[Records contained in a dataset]

□ □ □ □ □ □ □

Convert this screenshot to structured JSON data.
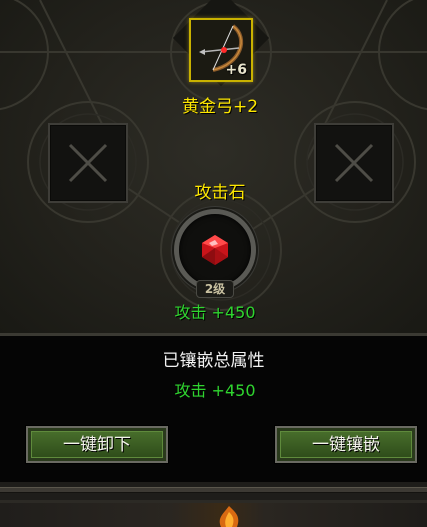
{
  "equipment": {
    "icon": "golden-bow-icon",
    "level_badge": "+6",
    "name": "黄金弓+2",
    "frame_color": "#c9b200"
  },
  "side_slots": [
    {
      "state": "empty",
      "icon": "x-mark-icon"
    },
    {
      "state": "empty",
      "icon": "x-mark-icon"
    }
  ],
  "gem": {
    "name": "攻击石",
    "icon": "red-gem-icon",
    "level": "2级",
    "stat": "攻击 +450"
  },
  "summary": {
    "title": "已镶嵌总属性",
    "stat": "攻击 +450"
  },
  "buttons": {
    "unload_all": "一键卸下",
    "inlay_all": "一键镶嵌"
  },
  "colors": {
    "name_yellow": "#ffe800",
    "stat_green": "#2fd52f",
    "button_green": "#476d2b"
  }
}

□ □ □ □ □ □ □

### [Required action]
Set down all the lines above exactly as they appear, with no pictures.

### [Written response]
Convert this screenshot to structured JSON data.
{
  "equipment": {
    "icon": "golden-bow-icon",
    "level_badge": "+6",
    "name": "黄金弓+2",
    "frame_color": "#c9b200"
  },
  "side_slots": [
    {
      "state": "empty",
      "icon": "x-mark-icon"
    },
    {
      "state": "empty",
      "icon": "x-mark-icon"
    }
  ],
  "gem": {
    "name": "攻击石",
    "icon": "red-gem-icon",
    "level": "2级",
    "stat": "攻击 +450"
  },
  "summary": {
    "title": "已镶嵌总属性",
    "stat": "攻击 +450"
  },
  "buttons": {
    "unload_all": "一键卸下",
    "inlay_all": "一键镶嵌"
  },
  "colors": {
    "name_yellow": "#ffe800",
    "stat_green": "#2fd52f",
    "button_green": "#476d2b"
  }
}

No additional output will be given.